On Behalf of | Dec 19, 2014 | Auto Accident Injuries

Out of all the different types of accidents, rear-end collisions can cause a person to feel the most helpless. There’s nothing like looking in your rearview mirror and seeing a car barreling up behind you with no sign of stopping. The good news is, there are a few ways to lower your chance of suffering from these common collisions.

The cause of most rear-end collisions is a tailing driver that isn’t paying attention. If you’re the leading driver, one way to avoid the crash is to get the other absent minded driver’s attention in time. It might feel unnatural to honk the horn to stop someone behind you, but it can work wonders. The noise will draw the attention of those around you, forcing them to look for the source of the sound. The driver behind you will most likely take similar notice. It would be ideal if they could stop in time, but even slowing down a few miles per hour could make a drastic difference.
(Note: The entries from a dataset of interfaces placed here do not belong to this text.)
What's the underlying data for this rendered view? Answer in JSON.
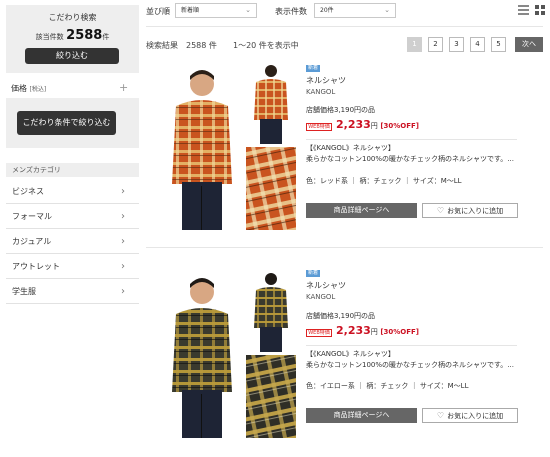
{
  "sidebar": {
    "filter_title": "こだわり検索",
    "count_label": "該当件数",
    "count_value": "2588",
    "count_unit": "件",
    "narrow_button": "絞り込む",
    "price_label": "価格",
    "price_sub": "[税込]",
    "condition_button": "こだわり条件で絞り込む",
    "category_heading": "メンズカテゴリ",
    "categories": [
      {
        "label": "ビジネス"
      },
      {
        "label": "フォーマル"
      },
      {
        "label": "カジュアル"
      },
      {
        "label": "アウトレット"
      },
      {
        "label": "学生服"
      }
    ]
  },
  "toolbar": {
    "sort_label": "並び順",
    "sort_value": "新着順",
    "display_label": "表示件数",
    "display_value": "20件"
  },
  "results": {
    "label": "検索結果",
    "count": "2588 件",
    "range": "1〜20 件を表示中"
  },
  "pagination": {
    "pages": [
      "1",
      "2",
      "3",
      "4",
      "5"
    ],
    "active": "1",
    "next": "次へ"
  },
  "products": [
    {
      "tag": "新着",
      "name": "ネルシャツ",
      "brand": "KANGOL",
      "store_price": "店舗価格3,190円の品",
      "web_tag": "WEB特価",
      "sale_price": "2,233",
      "yen": "円",
      "off": "[30%OFF]",
      "desc": "【《KANGOL》ネルシャツ】\n柔らかなコットン100%の暖かなチェック柄のネルシャツです。...",
      "spec_color": "色：レッド系",
      "spec_pattern": "柄：チェック",
      "spec_size": "サイズ：M〜LL",
      "detail_button": "商品詳細ページへ",
      "fav_button": "お気に入りに追加",
      "shirt_color": "#c9541f"
    },
    {
      "tag": "新着",
      "name": "ネルシャツ",
      "brand": "KANGOL",
      "store_price": "店舗価格3,190円の品",
      "web_tag": "WEB特価",
      "sale_price": "2,233",
      "yen": "円",
      "off": "[30%OFF]",
      "desc": "【《KANGOL》ネルシャツ】\n柔らかなコットン100%の暖かなチェック柄のネルシャツです。...",
      "spec_color": "色：イエロー系",
      "spec_pattern": "柄：チェック",
      "spec_size": "サイズ：M〜LL",
      "detail_button": "商品詳細ページへ",
      "fav_button": "お気に入りに追加",
      "shirt_color": "#3a3a2e"
    }
  ],
  "colors": {
    "accent_red": "#cc1122",
    "button_dark": "#333333",
    "new_tag": "#5b9bd5"
  }
}
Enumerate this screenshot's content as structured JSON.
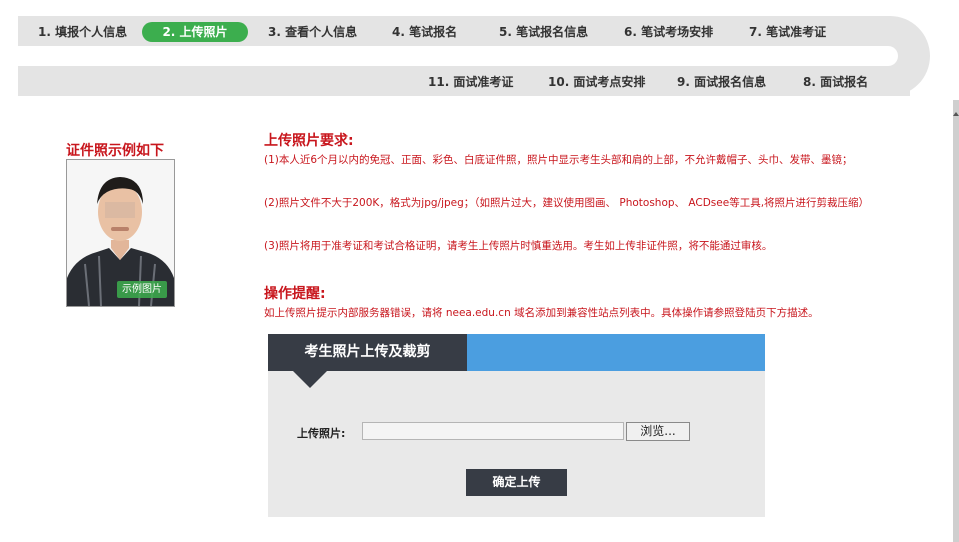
{
  "steps": {
    "row1": [
      {
        "label": "1. 填报个人信息",
        "active": false
      },
      {
        "label": "2. 上传照片",
        "active": true
      },
      {
        "label": "3. 查看个人信息",
        "active": false
      },
      {
        "label": "4. 笔试报名",
        "active": false
      },
      {
        "label": "5. 笔试报名信息",
        "active": false
      },
      {
        "label": "6. 笔试考场安排",
        "active": false
      },
      {
        "label": "7. 笔试准考证",
        "active": false
      }
    ],
    "row2": [
      {
        "label": "11. 面试准考证"
      },
      {
        "label": "10. 面试考点安排"
      },
      {
        "label": "9. 面试报名信息"
      },
      {
        "label": "8. 面试报名"
      }
    ],
    "active_color": "#3cae4e"
  },
  "sample": {
    "title": "证件照示例如下",
    "badge": "示例图片"
  },
  "requirements": {
    "title": "上传照片要求:",
    "items": [
      "(1)本人近6个月以内的免冠、正面、彩色、白底证件照，照片中显示考生头部和肩的上部，不允许戴帽子、头巾、发带、墨镜；",
      "(2)照片文件不大于200K，格式为jpg/jpeg；（如照片过大，建议使用图画、 Photoshop、 ACDsee等工具,将照片进行剪裁压缩）",
      "(3)照片将用于准考证和考试合格证明，请考生上传照片时慎重选用。考生如上传非证件照，将不能通过审核。"
    ],
    "color": "#c8161d"
  },
  "operation": {
    "title": "操作提醒:",
    "text": "如上传照片提示内部服务器错误，请将 neea.edu.cn 域名添加到兼容性站点列表中。具体操作请参照登陆页下方描述。"
  },
  "panel": {
    "tab_title": "考生照片上传及裁剪",
    "upload_label": "上传照片:",
    "input_value": "",
    "browse_label": "浏览...",
    "submit_label": "确定上传",
    "header_color": "#4b9ee0",
    "tab_color": "#373c45"
  }
}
Another major cause of rear-end collisions is sudden stops from the car in front. This often happens when the leading driver jams on the brakes at the last minute to make a turn they were about to miss. Try to make a mental note of areas where such behavior is common. Always keep a safe distance when following a car, but in these areas remember to be extra alert and leave a little more distance.

Sometimes you just can’t avoid a rear-end collision. Brake failure, for example, deprives the trailing car of any ability to stop. While good maintenance will reduce this risk, surprises can still happen. If you find yourself driving a car with no brakes, do your best to slow down by other means. Downshifting is a great way to ensure that you aren’t going at full speed if a collision happens.

Legal Status in Rear-end Collisions

Many people believe that in a rear-end collision, the trailing driver is always at fault. In reality, this isn’t always true. Florida law allows rebuttal of this presumption of fault under certain circumstances. When those circumstances exist, the trailing driver can indeed sue the leading driver. The Insurance Journal explains that presumption of fault is used when there is no evidence to show that the leading driver did anything wrong. If evidence does exist, then rear-end collisions should be adjudicated like other types of car accident cases.

If you have rear-ended another car from behind, don’t assume that you will have to pay. Under certain circumstances, you may end up getting compensation. To get proper advice for your situation and learn your legal standing, just contact DDB Law.